Posts Tagged ‘Energy’
Pennsylvania Man Indicted For Hack of Department of Energy Network
Last Updated on Thursday, 23 August 2012 10:14 Written by Celframe Security Team Monday, 12 November 2012 12:24
A Pennsylvania man was arrested yesterday after a Massachusetts grand jury issued a four-count indictment alleging that he hacked into computer networks belonging to the U.S. Department of Energy (DoE) and the University of Massachusetts and tried to sell access to a DoE supercomputer for $50,000 to an undercover FBI agent.
Andrew James Miller, a 23 year-old resident of the Philadelphia suburbs, was charged with one count of conspiracy, two counts of computer fraud and one count of access device fraud. The indictment claims that between 2008 and 2011 Miller and unnamed co-conspirators hacked into networks belonging to the DoE, U-Mass as well as private firms including RNK Telecommunications Inc. (RNK) and Colorado advertising agency Crispin Porter and Bogusky Inc. (CPB Group).
Indictment: Andrew James Miller
After gaining unauthorized access to these systems, Miller is alleged to have installed Trojan horse programs that gave him access to the networks which he and his co-conspitrators sold online.
Miller and his co-conspirators were discovered after they attempted to sell access to the victim networks to an undercover FBI agent. Specifically, the indictment details an IRC conversation between Miller and an undercover agent in which Miller exchanges access to RNK’s servers and a list of hundreds of user names and passwords for two payments of $500.00. Payment was to be made to Andrew Miller of Lancaster, PA, via Western Union. Miller later requested two payments of $600 via Western Union in exchange for a U-Mass database dump and $1,000.00 for access to CPB Group. At one point, Miller attempted to sell the FBI access to a supercomputer belonging to the DoE’s National Energy Research Scientific Computing Center for $50,000.
Miller could face five years in prison for the conspiracy count and one of the computer fraud counts and an additional ten years in prison for the second computer fraud count and the access device fraud count, which would then be followed by three years of supervised release and some $250,000 in restitution.
The U.K. energy consumption guide

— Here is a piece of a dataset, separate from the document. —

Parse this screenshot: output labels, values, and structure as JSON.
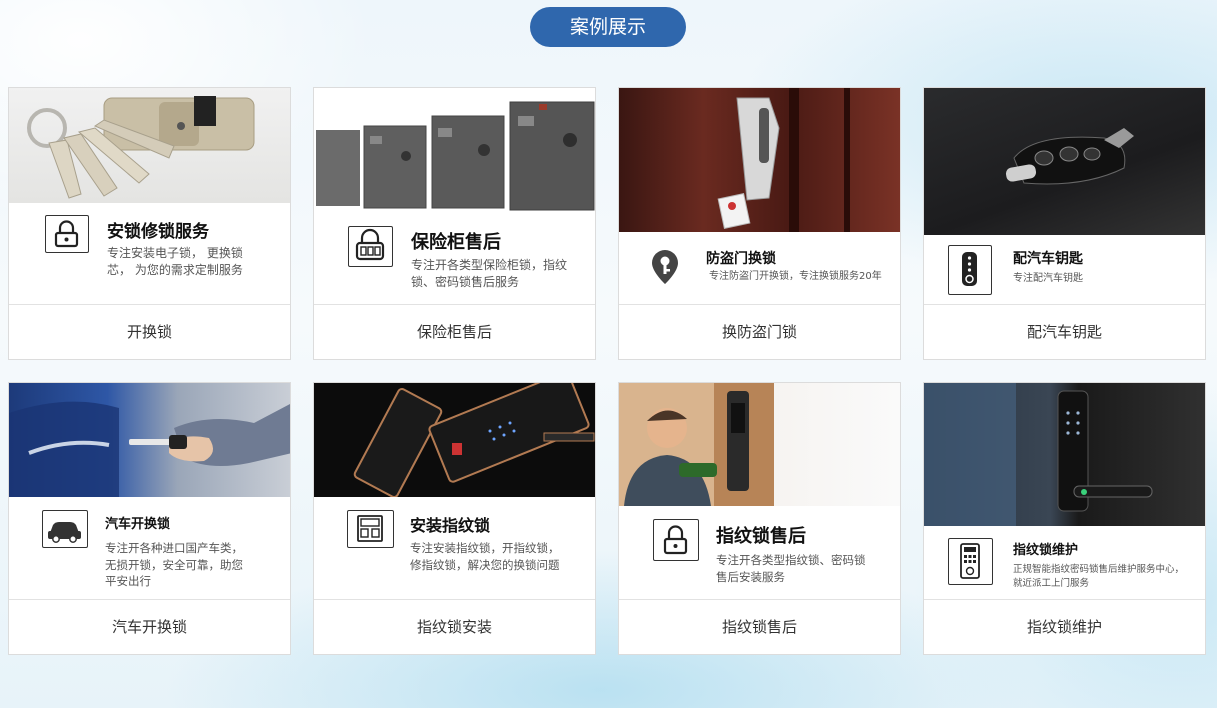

Last Updated on Friday, 25 May 2012 04:23 Written by Celframe Web Team Monday, 11 June 2012 02:35
I’m a sucker for anything cute and bubbly, and the U.K. Energy Consumption Guide created by Epiphany is no exception. It combines a vertical scrolling site with a lot of data visualization about different types of fuel and how they’ve been used historically. Most of the charts are solid and the interaction adds an even higher level of clarity and understanding.
While I like this circle packing chart, I’m sure there will be doubters. It’s very similar to McCandless’ natural gas visualization that received a lot of flack. But generally speaking, anything that is engaging and welcoming garners a little extra time from the visitor to make sense of it.
Revealing the Energy Consumption of Each Building in New York
Last Updated on Sunday, 18 March 2012 02:24 Written by Celframe Web Team Tuesday, 29 May 2012 03:56
The remarkably detailed map [columbia.edu] developed by the Modi Research Group of the Earth Institute at Columbia University reveals the total annual building energy consumption of New York, at both the block and ‘taxlot’ level (which is nearly at building level).
The map was built using MapBox. The total energy consumption is expressed in kilowatt hours (kWh) per square meter of land area. The data actually was not retrieved from utility companies, but calculated via an elaborate statistical model that is based on current large-scale estimates (e.g. the average energy use by ZIP code) in addition to lower-scale, estimated parameters (like the type and size of the building). Hovering over individual blocks or lots shows more detailed information, such as the type of energy being used, for which purpose (e.g. heating and cooling, electricity or hot water) and in what quantity.
More detailed information is available here. Via NYTimes Green, WSJ Blog and Co.Exist. Thnkx Adam!